Violence against women and girls continues to be a serious problem, with members of insurgent groups and militias, soldiers, and police among the perpetrators. Even in high-profile cases involving police or security forces, prosecutions are rare. Insurgent groups have targeted women who are politicians, civil servants, journalists, and women's rights activists. They have also attacked women on the street for what they consider "immoral" or "un-Islamic" behavior or dress. "Honor" killings by family members remain a threat to women and girls in Kurdish areas, as well as elsewhere in Iraq.
Female genital mutilation is practiced mainly in Kurdish areas of Iraq; reportedly 60 percent of Kurdish women have undergone this procedure, although the KRG claimed that the figures are exaggerated. Girls and women receive conflicting and inaccurate messages from public officials on its consequences. The Kurdistan parliament in 2008 passed a draft law outlawing FGM, but the ministerial decree necessary to implement it, expected in February 2009, was inexplicably cancelled.
Violence against Men Suspected of Homosexual Conduct
In early 2009 a killing campaign against men suspected of being gay, or of not being sufficiently "masculine," erupted. Armed gangs kidnapped men and dumped their mutilated bodies in the garbage or in front of morgues. Men interviewed by Human Rights Watch in April recounted death threats, blackmail, midnight raids by masked men on private homes, and abductions from the streets. The campaign was most intense in Baghdad, but extended to other cities including Kirkuk, Najaf, and Basra.

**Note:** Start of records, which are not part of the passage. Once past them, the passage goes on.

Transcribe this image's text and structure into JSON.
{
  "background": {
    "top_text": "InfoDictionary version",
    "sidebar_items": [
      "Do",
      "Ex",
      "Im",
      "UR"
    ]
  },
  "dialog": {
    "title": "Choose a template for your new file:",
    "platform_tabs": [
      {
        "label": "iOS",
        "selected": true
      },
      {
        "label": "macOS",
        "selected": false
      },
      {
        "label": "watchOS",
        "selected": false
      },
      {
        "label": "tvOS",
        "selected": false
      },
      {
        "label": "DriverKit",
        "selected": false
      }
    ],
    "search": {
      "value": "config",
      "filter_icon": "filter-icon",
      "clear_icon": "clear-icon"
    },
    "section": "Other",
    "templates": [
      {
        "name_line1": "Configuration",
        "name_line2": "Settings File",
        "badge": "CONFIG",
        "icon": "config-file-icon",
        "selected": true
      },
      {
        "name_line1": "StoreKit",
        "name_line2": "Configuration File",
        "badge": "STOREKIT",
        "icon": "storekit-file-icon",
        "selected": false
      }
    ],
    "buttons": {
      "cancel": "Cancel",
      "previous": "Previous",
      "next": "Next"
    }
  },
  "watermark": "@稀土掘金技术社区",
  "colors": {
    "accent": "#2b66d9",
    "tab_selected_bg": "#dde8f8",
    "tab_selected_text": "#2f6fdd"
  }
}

Most survivors and witnesses pointed to Moqtada al-Sadr's Mahdi army, the largest Shia militia, as the driving force behind the killings. Sadrist mosques and leaders have warned loudly that homosexuality threatens Iraqi life and culture. Some Sunni militias may have joined the violence, competing to show their moral credentials. While there was no accurate tally of the victims, the number may have well been in the hundreds. Iraqi police and security forces did little to investigate or halt the killings. Authorities announced no arrests or prosecutions; it is unlikely that any occurred.
Violence against Minorities
Armed groups continued to persecute ethnic and religious minorities with impunity. After US forces withdrew from Iraqi cities, assailants launched horrific attacks against minority groups: in Nineveh province alone, bombings in four towns and cities killed more than 137 and injured almost 500 from the Yazidi, Shabak, and Turkmen communities.
As the conflict intensified between the Arab-dominated central government and the KRG over control of the disputed territories running across northern Iraq from the Iranian to the Syrian borders, minorities found themselves in an increasingly precarious position. Leaders of minority communities complained that Kurdish security forces engaged in arbitrary arrests and detentions, intimidation, and in some cases low-level violence, against minorities who challenged Kurdish control of the disputed territories.
Key International Actors
An agreement signed between the United States and Iraq in 2008 requires a complete US withdrawal – including of non-combat military forces – from Iraq by the end of 2011. Having withdrawn to bases since the end of June 2009, US forces must now seek Iraqi permission to launch operations in the cities. As of October the United States had approximately 120,000 troops in Iraq (down from 160,000-170,000 at the height of the 2007 "surge"). The United Kingdom, the only other country with a significant number of military personnel in Iraq, held a ceremony in April in the city of Basra to mark the official end of the six-year British military mission in Iraq.
In August the United Nations Security Council voted to extend the mandate of the UN Assistance Mission for Iraq (UNAMI) for one year. The UNAMI Human Rights Office monitors human rights violations as part of a plan aimed at developing Iraqi mechanisms for addressing past and current abuses.